Another good example of how government regulation – in this case climate change legislation – can have unintended consequences, specifically higher food prices.President Obama’s climate change legislation passed by the House this summer may well make it more lucrative for farm operations to plant trees instead of planting food. From Edward Felker in this morning’s Washington Times.
The latest Agriculture Department economic-impact study of the climate bill, which passed the House this summer, found that the legislation would profit farmers in the long term. But those profits would come mostly from higher crop prices as a result of the legislation’s incentives to plant more forests and thus reduce the amount of land devoted to food-producing agriculture.
According to the economic model used by the department and the Environmental Protection Agency, the legislation would give landowners incentives to convert up to 59 million acres of farmland into forests over the next 40 years. The reason: Trees clean the air of heat-trapping gases better than farming does.
When the federal government and the congress-critters start messing around with the free market system in the name of cleaner air – who would not want clean air? – these types of unintended consequences always happen.
If you’re an executive at one of those monster food companies using land to grow food to feed the world, you’re in the business to make some money. If government regulations make things more difficult to do what you do, you’re going to have to game the system to ensure you keep making money.
In this example – thanks to the ugly word greed – the food growers would quickly figure out they could make more money if they stopped growing food, and planted trees instead. It’s not that the companies want to screw the world out of food production – it’s that the government is making it too damn hard (and not profitable) to do so.
The legislation would give free emissions credits, known as offsets, to farmers and landowners who plant forests and adopt low-carbon farm and ranching practices. Farmers and ranchers could sell the credits to help major emitters of greenhouse gases comply with the legislation. That revenue would help the farmers deal with an expected rise in fuel and fertilizer costs.
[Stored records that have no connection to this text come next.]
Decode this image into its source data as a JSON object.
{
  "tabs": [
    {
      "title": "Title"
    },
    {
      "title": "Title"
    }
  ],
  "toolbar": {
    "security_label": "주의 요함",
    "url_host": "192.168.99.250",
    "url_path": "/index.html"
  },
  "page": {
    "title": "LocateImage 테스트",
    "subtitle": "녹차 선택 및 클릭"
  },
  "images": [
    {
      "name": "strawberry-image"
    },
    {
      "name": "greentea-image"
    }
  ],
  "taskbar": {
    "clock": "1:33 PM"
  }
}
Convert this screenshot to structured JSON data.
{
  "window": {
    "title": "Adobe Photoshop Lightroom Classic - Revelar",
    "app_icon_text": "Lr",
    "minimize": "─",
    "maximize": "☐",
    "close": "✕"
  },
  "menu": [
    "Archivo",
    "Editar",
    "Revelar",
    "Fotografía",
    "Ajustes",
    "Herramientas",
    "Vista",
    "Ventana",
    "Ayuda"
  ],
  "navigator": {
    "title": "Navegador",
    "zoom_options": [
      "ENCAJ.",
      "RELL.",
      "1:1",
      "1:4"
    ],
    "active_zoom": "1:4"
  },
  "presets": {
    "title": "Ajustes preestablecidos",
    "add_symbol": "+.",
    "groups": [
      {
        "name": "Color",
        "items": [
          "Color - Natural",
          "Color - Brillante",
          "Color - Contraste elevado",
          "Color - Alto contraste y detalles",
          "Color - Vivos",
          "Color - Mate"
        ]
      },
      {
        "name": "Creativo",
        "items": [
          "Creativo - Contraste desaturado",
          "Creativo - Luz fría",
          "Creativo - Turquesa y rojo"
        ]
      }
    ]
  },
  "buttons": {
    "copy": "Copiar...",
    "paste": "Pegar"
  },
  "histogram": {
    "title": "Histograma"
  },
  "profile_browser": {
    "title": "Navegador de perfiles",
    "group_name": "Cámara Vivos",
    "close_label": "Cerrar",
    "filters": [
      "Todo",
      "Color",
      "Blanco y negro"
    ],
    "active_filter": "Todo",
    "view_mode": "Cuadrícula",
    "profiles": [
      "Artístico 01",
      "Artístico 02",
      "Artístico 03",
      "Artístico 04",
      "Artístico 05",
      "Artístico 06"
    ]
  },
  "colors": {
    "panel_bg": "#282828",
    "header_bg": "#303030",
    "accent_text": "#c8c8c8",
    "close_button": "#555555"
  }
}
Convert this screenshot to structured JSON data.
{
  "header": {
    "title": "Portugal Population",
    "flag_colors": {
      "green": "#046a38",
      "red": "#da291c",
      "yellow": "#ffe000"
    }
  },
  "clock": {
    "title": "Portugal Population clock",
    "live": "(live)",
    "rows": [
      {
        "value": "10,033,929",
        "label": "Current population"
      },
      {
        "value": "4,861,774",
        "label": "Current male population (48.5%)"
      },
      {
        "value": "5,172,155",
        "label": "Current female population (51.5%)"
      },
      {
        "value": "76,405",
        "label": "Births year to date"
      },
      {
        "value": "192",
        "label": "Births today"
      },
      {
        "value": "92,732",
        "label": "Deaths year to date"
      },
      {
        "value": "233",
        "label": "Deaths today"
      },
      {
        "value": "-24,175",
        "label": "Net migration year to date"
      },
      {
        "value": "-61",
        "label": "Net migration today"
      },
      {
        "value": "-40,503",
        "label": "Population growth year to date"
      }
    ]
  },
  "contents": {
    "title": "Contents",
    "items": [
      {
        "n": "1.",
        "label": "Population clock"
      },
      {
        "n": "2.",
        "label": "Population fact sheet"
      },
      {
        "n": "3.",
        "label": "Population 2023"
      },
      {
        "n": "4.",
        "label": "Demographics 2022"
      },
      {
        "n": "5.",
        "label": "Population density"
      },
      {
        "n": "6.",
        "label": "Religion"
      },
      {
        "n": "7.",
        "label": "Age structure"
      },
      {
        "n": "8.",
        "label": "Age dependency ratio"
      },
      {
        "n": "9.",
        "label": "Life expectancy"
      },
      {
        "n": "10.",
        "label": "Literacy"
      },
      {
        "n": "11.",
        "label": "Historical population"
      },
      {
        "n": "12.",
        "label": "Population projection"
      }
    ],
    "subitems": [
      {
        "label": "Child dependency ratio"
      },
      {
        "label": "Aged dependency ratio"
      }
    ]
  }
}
But the economic forecast predicts that nearly 80 percent of the offsets would be earned through the planting of trees, mostly in the Midwest, the South and the Plains states. …
The model projects that reduced farm production will cause food prices to rise by 4.5 percent by 2050 compared with a scenario in which no legislation is passed, the department found.
In other words, it could be cheaper and more profitable to just plant trees.
The Environmental Protection Agency is going back to figure out how they can tweak the legislation, but remember this cap and trade crap is simply designed to create a new commodity market – for a commodity that is impossible to keep track of – ensuring a select few make millions of dollars and you loose more liberty.